**** Given records

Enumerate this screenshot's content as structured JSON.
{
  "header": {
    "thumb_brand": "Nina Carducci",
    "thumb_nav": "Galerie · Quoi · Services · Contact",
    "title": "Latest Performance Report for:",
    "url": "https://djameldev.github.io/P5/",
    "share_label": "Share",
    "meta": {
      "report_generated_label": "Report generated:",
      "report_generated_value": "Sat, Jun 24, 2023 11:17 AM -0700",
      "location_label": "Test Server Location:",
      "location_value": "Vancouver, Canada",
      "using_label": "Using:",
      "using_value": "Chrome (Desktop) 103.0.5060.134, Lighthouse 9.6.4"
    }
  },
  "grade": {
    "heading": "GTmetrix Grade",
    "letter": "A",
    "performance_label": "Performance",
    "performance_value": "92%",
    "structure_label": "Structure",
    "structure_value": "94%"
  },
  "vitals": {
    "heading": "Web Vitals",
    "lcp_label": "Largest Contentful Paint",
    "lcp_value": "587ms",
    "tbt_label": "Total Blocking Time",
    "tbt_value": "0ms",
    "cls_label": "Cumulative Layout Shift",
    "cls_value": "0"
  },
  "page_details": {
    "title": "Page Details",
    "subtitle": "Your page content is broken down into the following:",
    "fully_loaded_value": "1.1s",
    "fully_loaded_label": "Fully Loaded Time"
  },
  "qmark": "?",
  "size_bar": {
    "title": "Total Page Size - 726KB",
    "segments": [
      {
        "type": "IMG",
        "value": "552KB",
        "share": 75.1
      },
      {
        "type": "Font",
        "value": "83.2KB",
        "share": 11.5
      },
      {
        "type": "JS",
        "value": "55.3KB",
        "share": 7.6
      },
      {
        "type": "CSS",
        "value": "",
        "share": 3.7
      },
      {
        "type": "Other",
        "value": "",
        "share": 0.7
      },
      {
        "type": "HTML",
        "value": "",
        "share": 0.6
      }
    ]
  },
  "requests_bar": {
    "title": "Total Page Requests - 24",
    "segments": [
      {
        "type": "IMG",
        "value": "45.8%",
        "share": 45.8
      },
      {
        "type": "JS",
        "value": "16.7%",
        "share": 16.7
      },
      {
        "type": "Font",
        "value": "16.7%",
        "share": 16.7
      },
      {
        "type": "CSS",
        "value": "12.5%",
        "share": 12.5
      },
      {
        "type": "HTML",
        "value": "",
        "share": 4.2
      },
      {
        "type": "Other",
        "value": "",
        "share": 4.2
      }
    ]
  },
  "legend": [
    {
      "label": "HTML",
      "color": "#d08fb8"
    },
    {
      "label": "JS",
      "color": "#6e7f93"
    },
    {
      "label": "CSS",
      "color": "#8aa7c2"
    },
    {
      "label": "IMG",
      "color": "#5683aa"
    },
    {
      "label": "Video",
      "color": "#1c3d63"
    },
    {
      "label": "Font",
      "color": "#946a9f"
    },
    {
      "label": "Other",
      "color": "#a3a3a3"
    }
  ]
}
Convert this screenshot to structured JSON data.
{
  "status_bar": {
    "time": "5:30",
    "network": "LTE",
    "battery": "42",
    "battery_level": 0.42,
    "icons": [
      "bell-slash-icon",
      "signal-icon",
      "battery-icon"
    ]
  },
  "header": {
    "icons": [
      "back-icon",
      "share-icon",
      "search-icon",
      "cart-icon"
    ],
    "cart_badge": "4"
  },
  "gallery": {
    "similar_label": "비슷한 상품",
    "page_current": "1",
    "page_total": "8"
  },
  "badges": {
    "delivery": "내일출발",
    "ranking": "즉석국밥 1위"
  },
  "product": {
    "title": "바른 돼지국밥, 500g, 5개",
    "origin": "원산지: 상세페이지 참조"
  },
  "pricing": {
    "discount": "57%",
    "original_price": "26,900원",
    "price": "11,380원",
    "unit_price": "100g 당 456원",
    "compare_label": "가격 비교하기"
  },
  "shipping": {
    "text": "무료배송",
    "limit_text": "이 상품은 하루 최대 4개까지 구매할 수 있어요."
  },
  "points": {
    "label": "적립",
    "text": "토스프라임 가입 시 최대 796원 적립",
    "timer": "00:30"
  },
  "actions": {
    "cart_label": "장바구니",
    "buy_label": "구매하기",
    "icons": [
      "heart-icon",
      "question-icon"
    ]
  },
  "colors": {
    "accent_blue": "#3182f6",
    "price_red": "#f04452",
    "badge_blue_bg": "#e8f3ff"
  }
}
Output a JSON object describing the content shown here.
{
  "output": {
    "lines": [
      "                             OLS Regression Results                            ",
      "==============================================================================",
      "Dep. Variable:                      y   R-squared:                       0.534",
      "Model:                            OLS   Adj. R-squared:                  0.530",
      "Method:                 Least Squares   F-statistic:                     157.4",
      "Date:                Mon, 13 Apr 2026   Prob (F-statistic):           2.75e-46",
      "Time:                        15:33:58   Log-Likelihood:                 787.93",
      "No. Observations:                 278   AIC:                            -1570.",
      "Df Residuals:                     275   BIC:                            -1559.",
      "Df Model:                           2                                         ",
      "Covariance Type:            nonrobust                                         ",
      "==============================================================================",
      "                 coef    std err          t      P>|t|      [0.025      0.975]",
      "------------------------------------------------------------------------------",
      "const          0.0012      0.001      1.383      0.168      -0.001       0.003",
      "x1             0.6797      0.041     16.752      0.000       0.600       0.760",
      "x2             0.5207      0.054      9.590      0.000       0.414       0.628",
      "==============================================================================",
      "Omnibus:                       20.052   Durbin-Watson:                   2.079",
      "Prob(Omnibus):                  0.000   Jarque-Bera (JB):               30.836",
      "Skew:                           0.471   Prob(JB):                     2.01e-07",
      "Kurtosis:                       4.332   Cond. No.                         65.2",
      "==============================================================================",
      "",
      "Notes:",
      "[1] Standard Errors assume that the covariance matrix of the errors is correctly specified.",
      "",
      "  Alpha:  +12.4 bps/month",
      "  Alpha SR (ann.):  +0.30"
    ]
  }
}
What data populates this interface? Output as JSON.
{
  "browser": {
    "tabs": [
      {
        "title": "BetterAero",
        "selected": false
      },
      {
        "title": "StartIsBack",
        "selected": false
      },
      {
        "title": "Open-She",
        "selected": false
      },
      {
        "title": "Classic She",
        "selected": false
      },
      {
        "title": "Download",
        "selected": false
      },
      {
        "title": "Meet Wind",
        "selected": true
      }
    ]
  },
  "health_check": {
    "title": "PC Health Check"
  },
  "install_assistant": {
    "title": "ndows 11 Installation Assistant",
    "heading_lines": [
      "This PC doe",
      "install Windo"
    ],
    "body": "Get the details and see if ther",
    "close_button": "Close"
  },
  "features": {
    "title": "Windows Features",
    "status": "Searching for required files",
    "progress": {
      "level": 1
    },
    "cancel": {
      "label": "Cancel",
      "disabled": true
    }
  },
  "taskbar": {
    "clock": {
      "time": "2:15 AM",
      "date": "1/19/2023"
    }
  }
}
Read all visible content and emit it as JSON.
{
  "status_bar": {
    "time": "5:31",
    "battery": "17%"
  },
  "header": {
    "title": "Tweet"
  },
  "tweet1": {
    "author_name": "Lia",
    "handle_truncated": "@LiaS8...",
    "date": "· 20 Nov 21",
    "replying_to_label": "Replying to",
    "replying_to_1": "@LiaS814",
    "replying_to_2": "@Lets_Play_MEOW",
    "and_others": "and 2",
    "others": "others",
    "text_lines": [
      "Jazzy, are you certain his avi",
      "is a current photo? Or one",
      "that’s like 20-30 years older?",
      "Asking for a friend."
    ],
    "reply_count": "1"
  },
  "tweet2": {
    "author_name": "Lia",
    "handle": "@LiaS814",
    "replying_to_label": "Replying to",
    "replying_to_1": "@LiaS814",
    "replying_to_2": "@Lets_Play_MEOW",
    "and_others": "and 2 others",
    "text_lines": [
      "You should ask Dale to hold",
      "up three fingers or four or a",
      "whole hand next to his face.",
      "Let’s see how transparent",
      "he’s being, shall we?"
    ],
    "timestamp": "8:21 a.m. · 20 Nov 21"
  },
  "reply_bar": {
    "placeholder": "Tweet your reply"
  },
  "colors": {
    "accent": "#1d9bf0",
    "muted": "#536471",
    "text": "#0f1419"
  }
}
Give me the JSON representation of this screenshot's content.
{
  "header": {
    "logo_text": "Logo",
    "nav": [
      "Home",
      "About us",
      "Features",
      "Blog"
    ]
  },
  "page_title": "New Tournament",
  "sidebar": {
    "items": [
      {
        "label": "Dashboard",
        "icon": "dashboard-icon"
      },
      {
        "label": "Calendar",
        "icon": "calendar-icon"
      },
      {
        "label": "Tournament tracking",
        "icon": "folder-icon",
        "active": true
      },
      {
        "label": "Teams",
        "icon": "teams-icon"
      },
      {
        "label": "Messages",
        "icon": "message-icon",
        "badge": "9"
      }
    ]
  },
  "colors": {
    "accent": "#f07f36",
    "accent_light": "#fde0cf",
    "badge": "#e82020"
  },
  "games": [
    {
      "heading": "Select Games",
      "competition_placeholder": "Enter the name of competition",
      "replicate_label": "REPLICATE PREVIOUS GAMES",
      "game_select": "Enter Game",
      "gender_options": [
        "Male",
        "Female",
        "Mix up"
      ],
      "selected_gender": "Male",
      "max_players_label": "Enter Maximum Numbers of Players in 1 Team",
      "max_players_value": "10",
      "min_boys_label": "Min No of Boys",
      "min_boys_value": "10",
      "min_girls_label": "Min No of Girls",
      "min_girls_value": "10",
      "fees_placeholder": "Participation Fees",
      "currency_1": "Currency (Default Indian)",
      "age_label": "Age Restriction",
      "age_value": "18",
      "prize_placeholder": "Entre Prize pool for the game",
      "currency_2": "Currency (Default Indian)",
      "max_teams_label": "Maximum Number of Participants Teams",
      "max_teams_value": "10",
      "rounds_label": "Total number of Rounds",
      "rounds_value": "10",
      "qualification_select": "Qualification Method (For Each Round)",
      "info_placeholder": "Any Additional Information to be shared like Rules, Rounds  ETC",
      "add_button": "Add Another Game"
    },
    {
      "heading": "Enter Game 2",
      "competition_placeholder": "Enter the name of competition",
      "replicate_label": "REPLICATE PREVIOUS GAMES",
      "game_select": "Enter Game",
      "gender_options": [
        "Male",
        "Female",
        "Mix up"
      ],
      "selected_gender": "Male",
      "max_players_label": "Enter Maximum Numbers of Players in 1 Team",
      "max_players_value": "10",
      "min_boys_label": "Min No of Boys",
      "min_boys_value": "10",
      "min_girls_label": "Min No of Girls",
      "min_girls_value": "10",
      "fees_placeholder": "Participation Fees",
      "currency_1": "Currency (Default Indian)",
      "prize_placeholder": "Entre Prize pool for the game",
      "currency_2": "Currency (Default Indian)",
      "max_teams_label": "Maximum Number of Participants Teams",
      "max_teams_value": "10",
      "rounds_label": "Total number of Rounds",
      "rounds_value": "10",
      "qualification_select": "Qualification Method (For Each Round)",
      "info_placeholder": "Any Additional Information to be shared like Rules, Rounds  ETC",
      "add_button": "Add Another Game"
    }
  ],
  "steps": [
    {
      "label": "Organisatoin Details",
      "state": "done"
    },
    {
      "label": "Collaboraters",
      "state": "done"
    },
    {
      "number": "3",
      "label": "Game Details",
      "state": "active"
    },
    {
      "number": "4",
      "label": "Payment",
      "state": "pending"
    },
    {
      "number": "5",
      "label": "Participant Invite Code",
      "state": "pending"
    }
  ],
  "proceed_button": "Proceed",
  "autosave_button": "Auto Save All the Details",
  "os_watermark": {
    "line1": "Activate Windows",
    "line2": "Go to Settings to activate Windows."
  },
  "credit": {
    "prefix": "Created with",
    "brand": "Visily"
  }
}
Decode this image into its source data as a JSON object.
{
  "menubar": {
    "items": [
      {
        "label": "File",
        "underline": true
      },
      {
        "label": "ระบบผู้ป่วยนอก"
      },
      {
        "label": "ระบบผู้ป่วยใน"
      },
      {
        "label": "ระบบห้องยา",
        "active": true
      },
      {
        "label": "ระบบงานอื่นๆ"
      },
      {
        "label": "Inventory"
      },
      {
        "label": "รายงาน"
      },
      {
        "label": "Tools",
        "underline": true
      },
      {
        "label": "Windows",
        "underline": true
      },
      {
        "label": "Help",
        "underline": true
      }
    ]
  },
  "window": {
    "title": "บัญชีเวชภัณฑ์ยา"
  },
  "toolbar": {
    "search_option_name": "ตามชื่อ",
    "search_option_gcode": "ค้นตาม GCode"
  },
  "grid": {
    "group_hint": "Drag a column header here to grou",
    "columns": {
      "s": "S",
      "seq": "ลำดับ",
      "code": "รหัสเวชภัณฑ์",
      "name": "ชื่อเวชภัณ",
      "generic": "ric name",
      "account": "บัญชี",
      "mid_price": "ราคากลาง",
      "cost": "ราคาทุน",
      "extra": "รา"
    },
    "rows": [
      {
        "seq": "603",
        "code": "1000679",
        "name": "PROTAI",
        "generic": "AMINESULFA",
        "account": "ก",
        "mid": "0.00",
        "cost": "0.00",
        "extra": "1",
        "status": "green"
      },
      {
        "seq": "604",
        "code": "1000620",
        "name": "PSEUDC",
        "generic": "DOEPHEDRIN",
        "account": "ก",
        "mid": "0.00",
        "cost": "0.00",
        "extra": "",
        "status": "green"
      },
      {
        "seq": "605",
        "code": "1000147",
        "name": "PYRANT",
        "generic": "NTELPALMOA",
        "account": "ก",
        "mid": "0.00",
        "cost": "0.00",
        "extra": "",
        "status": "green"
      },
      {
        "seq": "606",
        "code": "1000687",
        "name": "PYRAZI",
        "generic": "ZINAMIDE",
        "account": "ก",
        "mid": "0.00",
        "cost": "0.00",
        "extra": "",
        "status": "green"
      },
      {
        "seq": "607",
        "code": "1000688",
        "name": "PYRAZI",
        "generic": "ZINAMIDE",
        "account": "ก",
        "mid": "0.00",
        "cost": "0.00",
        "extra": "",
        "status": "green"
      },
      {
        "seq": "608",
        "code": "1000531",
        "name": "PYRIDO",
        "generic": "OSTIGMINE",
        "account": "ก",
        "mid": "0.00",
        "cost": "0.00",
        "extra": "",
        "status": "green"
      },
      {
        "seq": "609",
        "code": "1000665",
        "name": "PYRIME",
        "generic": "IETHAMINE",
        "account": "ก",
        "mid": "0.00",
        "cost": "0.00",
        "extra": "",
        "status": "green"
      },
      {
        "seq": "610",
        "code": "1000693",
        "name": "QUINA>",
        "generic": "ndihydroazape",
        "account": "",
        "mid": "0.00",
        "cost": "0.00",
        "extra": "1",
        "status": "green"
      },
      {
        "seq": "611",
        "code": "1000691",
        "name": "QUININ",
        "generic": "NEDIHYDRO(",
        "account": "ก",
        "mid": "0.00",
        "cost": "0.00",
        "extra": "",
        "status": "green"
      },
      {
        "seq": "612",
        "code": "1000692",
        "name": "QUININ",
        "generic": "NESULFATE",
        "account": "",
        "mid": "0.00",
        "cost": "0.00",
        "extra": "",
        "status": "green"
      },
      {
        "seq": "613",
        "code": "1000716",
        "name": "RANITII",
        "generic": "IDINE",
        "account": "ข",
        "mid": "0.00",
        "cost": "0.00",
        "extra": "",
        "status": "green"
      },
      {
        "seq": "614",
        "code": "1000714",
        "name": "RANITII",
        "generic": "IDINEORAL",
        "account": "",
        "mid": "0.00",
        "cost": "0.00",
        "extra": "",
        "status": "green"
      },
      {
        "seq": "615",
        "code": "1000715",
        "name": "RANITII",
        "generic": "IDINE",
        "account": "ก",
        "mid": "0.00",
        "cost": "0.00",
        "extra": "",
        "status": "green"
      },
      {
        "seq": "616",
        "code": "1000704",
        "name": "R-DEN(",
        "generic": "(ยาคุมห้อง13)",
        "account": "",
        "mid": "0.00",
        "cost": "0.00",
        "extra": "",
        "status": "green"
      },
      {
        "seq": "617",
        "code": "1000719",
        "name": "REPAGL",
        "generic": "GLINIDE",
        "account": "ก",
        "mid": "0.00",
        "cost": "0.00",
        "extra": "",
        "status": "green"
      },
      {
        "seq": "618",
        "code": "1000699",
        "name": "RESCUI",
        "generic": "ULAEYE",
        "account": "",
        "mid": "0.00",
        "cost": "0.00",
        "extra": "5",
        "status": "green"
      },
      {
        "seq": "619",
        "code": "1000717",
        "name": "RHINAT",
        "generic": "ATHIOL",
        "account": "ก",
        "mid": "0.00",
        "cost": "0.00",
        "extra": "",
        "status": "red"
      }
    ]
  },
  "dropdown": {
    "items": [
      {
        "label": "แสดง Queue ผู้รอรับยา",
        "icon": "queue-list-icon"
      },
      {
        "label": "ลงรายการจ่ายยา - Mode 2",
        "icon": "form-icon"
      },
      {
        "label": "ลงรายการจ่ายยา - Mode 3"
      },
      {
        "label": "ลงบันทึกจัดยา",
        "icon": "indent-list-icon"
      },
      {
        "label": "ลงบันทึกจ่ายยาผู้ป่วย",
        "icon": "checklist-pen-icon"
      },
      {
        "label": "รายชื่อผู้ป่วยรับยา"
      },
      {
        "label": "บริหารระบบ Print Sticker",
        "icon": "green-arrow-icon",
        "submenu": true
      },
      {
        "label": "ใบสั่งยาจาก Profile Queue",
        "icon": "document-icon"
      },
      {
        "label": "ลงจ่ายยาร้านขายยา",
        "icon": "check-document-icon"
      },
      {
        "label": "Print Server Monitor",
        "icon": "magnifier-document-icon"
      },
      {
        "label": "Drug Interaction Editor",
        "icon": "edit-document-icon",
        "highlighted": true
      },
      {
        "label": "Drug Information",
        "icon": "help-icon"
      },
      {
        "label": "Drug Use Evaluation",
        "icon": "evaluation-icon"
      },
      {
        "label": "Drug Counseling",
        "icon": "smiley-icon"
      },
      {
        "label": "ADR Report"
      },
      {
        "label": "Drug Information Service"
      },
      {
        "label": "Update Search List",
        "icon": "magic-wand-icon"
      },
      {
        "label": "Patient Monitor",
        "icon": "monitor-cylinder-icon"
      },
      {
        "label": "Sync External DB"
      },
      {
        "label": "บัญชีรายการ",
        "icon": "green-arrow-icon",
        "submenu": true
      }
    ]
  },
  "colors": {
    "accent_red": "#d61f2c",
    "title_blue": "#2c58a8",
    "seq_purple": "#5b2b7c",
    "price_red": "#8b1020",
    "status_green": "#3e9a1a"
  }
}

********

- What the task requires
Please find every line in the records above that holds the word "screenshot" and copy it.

- Solution to the exercise
Enumerate this screenshot's content as structured JSON.
Convert this screenshot to structured JSON data.
Give me the JSON representation of this screenshot's content.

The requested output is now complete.